  • Flanagan, Mary, 2005. "Troubling 'Games for Girls': Notes from the Edge of Game Design". DiGRA 2005 conference proceedings, Vancouver, Canada.
  • Goffman, Erving, 1972 (1961). Encounters: Two Studies in the Sociology of Interaction. New York: Penguin.
  • Holland, John. D. Emergence: From Chaos to Order. Oxford: Oxford University Press, 1998.
  • Hughes, Linda A. "Children's Games and Gaming". In Children's Folklore, edited by Brian Sutton-Smith, Jay Mechling, Thomas W. Johnson, Felicia R. McMahon, 93-119. Logan, Utah: Utah University Press, 1999.
  • Juul, Jesper, 2003. "The Game, the Player, the World: Looking for a Heart of Gameness". In Level Up: Digital Games Research Conference Proceedings, edited by Marinka Copier and Joost Raessens, 30-45. Utrecht: Utrecht University.
  • Juul, Jesper, 2005. Half-real: Video Games Between Real Rules and Fictional Worlds.

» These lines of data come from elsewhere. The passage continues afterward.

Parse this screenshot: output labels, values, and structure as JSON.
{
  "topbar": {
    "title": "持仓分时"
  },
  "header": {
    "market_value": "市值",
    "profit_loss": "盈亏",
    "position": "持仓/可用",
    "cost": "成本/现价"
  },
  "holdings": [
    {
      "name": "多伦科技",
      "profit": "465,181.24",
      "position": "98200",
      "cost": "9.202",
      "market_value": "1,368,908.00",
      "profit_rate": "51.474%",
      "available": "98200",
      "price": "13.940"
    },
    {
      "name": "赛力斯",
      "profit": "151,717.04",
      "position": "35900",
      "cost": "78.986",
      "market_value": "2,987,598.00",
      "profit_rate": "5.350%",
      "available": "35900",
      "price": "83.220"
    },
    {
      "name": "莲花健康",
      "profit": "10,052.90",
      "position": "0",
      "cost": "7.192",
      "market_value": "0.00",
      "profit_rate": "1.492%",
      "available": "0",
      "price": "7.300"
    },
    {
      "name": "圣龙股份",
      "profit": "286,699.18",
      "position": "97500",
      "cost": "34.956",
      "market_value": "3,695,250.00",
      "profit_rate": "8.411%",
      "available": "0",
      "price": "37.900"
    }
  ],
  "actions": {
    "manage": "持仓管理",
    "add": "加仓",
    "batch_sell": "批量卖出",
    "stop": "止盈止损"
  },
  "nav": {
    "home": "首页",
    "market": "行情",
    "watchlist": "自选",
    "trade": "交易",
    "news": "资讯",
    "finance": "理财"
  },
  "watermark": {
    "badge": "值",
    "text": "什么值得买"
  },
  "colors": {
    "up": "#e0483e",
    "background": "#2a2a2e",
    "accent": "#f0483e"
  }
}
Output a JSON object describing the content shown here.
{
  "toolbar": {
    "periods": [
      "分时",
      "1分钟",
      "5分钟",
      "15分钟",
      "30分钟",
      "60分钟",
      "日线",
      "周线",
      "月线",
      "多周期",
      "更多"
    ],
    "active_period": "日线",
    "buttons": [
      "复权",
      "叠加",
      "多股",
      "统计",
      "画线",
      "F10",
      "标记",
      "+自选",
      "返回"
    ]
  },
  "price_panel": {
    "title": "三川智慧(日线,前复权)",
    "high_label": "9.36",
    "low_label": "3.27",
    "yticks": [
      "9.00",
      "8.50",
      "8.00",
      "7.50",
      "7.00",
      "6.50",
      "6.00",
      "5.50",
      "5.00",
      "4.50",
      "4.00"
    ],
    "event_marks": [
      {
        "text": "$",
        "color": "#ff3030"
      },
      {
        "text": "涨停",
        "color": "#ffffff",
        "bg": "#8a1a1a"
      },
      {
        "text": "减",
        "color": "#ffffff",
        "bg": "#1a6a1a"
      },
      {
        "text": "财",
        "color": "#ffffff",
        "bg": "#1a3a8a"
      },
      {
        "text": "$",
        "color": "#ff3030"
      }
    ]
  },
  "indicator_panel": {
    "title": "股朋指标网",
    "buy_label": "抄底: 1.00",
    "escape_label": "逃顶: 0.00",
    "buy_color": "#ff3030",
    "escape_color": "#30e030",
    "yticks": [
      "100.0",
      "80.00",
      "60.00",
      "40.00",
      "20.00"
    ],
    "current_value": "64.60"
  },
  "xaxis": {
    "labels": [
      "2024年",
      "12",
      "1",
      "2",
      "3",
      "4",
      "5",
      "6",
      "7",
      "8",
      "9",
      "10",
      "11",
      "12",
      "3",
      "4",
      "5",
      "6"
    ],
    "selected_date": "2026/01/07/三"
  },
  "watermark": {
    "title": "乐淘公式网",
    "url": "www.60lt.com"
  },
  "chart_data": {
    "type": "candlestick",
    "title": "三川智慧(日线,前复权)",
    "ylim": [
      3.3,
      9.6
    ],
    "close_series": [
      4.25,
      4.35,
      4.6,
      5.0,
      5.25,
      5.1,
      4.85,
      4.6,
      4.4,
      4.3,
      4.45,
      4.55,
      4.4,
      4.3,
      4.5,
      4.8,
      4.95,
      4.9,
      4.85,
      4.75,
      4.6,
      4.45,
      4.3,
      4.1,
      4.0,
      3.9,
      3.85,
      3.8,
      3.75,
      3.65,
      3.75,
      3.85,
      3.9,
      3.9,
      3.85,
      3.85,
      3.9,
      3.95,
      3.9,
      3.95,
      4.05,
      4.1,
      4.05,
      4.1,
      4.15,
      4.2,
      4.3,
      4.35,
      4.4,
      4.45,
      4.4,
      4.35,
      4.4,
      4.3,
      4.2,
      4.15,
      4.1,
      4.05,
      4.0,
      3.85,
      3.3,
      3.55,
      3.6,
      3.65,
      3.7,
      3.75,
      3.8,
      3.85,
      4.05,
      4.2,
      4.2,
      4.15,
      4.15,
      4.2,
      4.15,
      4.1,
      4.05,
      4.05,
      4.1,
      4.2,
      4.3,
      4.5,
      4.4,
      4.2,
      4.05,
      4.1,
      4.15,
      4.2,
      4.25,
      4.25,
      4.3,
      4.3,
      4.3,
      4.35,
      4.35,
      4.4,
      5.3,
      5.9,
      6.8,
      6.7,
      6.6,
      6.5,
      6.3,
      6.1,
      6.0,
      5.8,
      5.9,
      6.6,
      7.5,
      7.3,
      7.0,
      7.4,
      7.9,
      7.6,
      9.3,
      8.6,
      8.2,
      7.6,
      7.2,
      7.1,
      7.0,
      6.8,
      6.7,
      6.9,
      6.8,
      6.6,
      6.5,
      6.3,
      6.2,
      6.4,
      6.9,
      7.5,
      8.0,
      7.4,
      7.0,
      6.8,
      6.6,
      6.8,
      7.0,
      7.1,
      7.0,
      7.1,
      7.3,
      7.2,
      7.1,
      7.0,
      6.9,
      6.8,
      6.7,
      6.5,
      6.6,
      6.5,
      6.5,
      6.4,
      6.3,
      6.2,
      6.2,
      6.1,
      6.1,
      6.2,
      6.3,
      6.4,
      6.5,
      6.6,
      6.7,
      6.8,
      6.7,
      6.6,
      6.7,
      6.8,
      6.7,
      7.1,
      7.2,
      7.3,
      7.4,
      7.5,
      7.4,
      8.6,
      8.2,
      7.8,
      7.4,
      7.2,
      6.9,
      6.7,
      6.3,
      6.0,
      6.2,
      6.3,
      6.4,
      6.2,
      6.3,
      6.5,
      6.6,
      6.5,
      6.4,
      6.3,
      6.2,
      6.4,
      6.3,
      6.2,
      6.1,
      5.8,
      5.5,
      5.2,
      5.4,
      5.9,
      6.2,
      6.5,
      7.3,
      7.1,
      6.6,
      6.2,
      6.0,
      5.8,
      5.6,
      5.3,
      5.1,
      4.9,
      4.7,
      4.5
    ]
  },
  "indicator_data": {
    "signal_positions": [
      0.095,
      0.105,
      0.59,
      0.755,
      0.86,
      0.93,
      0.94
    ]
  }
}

Cambridge, Massachusetts: MIT Press.
  • Koster, Raph, 2005. A Theory of Fun. Scottsdale, Arizona: Paraglyph Press.
  • Neumann, John von and Oskar Morgenstern, 1953. Theory of Games and Economic Behavior. Princeton: Princeton University Press.
  • Rollings, Andrew and Dave Morris, 2000. Game Architecture and Design. Scottsdale, Arizona: Coriolis.
  • Salen, Katie and Eric Zimmerman, 2004. Rules of Play - Game Design Fundamentals. Cambridge, Massachusetts: MIT Press.


  • Blizzard Entertainment: World of Warcraft. Blizzard Entertainment 2004. (PC)
  • Firebird Software. Elite. Firebird Software 1985. (Commodore 64)
  • Konami. Scramble. Konami 1981. (Arcade)
  • Maxis. SimCity. Brøderbund, 1989. (PC)
  • Maxis. The Sims 2. Electronic Arts, 2004. (PC)
  • Microprose Software. Pirates! Microprose Software, 1987. (Commodore 64.)
  • Nintendo. Super Mario 64. Nintendo, 1996. (Nintendo 64)
  • Rockstar Games. Grand Theft Auto III. Take-Two Interactive, 2001. (Playstation 2)
  • Rockstar Games North. Grand Theft Auto: San Andreas. Take-Two Interactive, 2005. (PC)


Thanks to Nanna Debois Buhl and Jonas Heide Smith for input and criticism.

1 The relation between rules and fiction is discussed in detail in my book Half-Real (Juul 2005.)

2 This is also a reflection of the game convention that goals are harder to reach than non-goals. (Juul 2005, p.40.)

3 Mary Flanagan (2005) has interviewed Grand Theft Auto players that prefer simply driving around over completing missions.

4 The Latin alphabet can be used for expressive purposes because the combination of letters has a conventional interpretation. It is meaningful only to somebody that knows how to read.

5 This also points to the reason why goal-less games can easily become steeped in controversy. The wide range of player actions - what makes the game expressive - also makes it likely that the player can express something that offends someone.